Manual Mode gives the photographer full control over both aperture and shutter speed, which can be challenging for new photographers because there are two technical aspects to think about at once. Although there is a learning curve, manual mode can be ideal in extreme light situations. If the camera is having difficulty adjusting correctly using the other semi-automatic modes, switch over to manual mode to make the required changes yourself. It is best to save manual mode for when you have a little more experience.
You may as well categorize this mode as another automatic option. Since it adjusts both aperture and shutter speed, you are left with little control over exposure, other than adjusting ISO. This can be a great mode for a quick shot if you have little time to analyze the environment and make adjustments accordingly.

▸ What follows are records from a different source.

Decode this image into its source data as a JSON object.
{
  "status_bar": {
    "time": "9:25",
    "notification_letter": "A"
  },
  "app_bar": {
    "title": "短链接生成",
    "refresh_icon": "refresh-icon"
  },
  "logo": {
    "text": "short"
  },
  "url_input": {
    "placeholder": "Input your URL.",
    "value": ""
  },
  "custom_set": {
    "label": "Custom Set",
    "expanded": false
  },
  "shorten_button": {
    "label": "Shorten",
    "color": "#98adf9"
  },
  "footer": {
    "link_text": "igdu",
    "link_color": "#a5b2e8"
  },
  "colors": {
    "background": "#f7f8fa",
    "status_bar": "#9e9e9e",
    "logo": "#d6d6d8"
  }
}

Shutter Speed Priority Mode:
This mode gives the photographer control over shutter speed, but automatically adjusts aperture. To be creative in how you capture an action shot, using Shutter-priority is the most ideal. You can slow the shutter speed to create motion blur, or speed it up and freeze a moment in time. All the while, you do not have to worry about adjusting aperture at the same time.
Aperture Priority Mode:
Opposite to Shutter-priority, this mode gives the photographer control over aperture and automatically controls shutter speed. This is probably the most favored by a majority of photographers. Since photographers prioritize playing with depth of field, this mode gives them the flexibility to do so. By adjusting only aperture, the camera compensates for lighting conditions by changing shutter speed accordingly.
As you can see on the dial, there are several other modes to be considered. These other options vary from camera to camera and are found as icons representing the type of image they can be used for. Examples include portrait, landscape, sports, night, etc. All of these modes are generally “automatic”, but make adjustments specifically for the type of photograph you are trying to capture.
With all the options available, consider familiarizing yourself with the four main modes listed above. All four can be used for all types of environments and will help you obtain the quality image you want.